My father died when I was a sophomore in high school. I was attending a Catholic School. To help pay the tuition (which my mother could no longer afford) I began washing dishes in the cafeteria during lunch. I earned a scholarship to undergraduate school, but it did not cover everything so I worked the entire time I was an undergraduate. . . . break from school to get married and have two sons . . . I always wanted to be an attorney so I applied to law school. By then, I was a single mother so I obtained student loans and worked as a law clerk — the whole way through school. I passed the bar and — IT HAD HAPPENED — I had become a lawyer. All these years later, I am still an attorney completing my 27th year of practice. I specialize in Federal Criminal Defense, e.g., bank robbery, big drug distribution cases, murders on the Indian reservations. I still like what I do for a living and try to carefully guard my reputation.
When I have not specifically established an attorney/client relationship with a person, conversations with that person are not covered by attorney/client privilege. Every word I speak is not cloaked in “attorneyness.” My day-to-day opinions are simply my personal opinions — not legal opinions. If I say something that makes sense to you, and you choose to follow that course — great! I’m glad it was helpful, but it was not legal advice.
As anyone who reads this Blog knows, I have Cardigan Welsh Corgis. I love the dogs. They are my companions and breeding (occasionally), training and showing them is my hobby. Probably because I am an attorney, but not as an attorney, I use written contracts when I buy or sell a dog, lease a dog, breed a dog, or permit someone to breed to Chase. It makes life easier for everyone when those things to which we have agreed are in writing — particularly a few years down the road when memory has faded. I have drafted and then tinkered with those contracts. I have shared them with many people who want to develop their own contracts for their own dog hobby. They were not written as attorney products nor shared as attorney products. I try to be cognizant of others’ contracts as they pertain to a dog in which I might have an interest.
So all that leads to an issue, ongoing for the past five or six weeks. I am aware of a pretty red dog with a lovely pedigree. Her breeder, her owner and I have over the years discussed breeding her to Chase. She just turned three years old. In early June, I told her breeder (as a courtesy) that I was interested in leasing her from her owner. The breeder does not have a written contract with the owner and does not co-own the female. The breeder indicated that “since it was me, and since she would be bred to Chase,” she did not have any objection. I then set about agreeing on terms with the owner. I sent the owner a Lease Agreement which we both signed, and I sent the American Kennel Club a Lease Notification. I made arrangements to get the pretty girl to my home so she and Chase could get to know one another and she could be comfortable in my home.
Suddenly, the breeder decided she had been betrayed and stabbed in the back. She began posting horrible accusations on Facebook and on her Blog, using my name. I have never responded — just not big on the public forum for resolving issues. Last week the breeder with whom I have no agreement, contract, etc. filed a complaint with the Disciplinary Board of my State Bar Association. Since the contents of the complaint are CONFIDENTIAL, I can only say that the accusations are beyond the pale. I will say that I am appalled that this person would attempt to interfere with my professional life which is totally separate from my dog hobby.
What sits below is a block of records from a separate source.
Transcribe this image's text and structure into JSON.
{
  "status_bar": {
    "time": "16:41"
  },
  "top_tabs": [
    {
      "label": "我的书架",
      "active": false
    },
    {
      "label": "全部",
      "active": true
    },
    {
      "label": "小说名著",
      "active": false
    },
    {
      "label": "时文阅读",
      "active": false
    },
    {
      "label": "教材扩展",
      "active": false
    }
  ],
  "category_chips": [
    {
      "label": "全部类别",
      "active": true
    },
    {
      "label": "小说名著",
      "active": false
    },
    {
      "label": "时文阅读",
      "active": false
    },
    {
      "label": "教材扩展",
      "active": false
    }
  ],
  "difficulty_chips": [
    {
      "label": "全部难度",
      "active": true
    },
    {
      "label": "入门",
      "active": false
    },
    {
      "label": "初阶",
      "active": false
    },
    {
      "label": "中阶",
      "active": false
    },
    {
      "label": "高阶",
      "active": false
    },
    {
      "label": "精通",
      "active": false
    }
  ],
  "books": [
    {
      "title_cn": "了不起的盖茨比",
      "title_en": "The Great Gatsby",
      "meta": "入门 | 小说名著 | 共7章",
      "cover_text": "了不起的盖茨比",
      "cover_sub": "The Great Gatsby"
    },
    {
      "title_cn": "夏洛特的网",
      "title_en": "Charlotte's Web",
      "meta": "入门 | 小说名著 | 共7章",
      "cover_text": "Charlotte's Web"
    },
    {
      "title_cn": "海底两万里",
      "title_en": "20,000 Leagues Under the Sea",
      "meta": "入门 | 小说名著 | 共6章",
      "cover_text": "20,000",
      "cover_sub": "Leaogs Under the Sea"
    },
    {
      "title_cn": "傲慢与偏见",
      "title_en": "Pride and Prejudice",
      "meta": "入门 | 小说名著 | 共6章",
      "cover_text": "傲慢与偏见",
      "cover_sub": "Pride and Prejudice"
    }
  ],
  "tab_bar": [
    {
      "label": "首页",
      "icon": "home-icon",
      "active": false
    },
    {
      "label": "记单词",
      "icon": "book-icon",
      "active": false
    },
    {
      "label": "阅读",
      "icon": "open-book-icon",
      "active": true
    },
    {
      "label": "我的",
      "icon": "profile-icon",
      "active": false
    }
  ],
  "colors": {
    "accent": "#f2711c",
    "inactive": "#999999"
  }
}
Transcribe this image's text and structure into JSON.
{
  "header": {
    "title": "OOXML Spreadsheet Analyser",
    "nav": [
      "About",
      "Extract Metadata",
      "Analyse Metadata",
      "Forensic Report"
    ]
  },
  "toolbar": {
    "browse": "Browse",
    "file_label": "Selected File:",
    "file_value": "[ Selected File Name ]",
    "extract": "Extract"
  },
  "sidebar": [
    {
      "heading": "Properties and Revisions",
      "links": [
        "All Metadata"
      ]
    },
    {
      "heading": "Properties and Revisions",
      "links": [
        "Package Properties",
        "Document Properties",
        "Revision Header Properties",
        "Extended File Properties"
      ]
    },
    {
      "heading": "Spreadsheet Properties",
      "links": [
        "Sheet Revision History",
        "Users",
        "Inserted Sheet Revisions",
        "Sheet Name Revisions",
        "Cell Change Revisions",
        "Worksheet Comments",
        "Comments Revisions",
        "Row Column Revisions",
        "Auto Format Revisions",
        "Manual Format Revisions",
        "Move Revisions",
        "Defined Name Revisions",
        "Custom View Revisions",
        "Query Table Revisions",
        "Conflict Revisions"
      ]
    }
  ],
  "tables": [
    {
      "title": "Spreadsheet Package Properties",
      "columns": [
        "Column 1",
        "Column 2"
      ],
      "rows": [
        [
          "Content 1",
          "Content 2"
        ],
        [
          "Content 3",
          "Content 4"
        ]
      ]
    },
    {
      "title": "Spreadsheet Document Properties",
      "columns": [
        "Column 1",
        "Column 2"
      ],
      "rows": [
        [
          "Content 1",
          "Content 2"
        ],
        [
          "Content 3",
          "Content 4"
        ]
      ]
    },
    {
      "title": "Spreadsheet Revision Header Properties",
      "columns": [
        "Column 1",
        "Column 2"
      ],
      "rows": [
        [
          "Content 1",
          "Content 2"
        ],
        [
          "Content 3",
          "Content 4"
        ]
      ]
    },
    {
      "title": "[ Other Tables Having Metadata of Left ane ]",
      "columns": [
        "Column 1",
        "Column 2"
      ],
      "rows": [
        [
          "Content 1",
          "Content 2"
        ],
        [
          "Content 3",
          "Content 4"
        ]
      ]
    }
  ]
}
It does not matter your education or training, the actions and rantings of a friend can be most hurtful. Today I am speaking as a regular person feeling the slings and arrows of outrageous fortune — not as an attorney.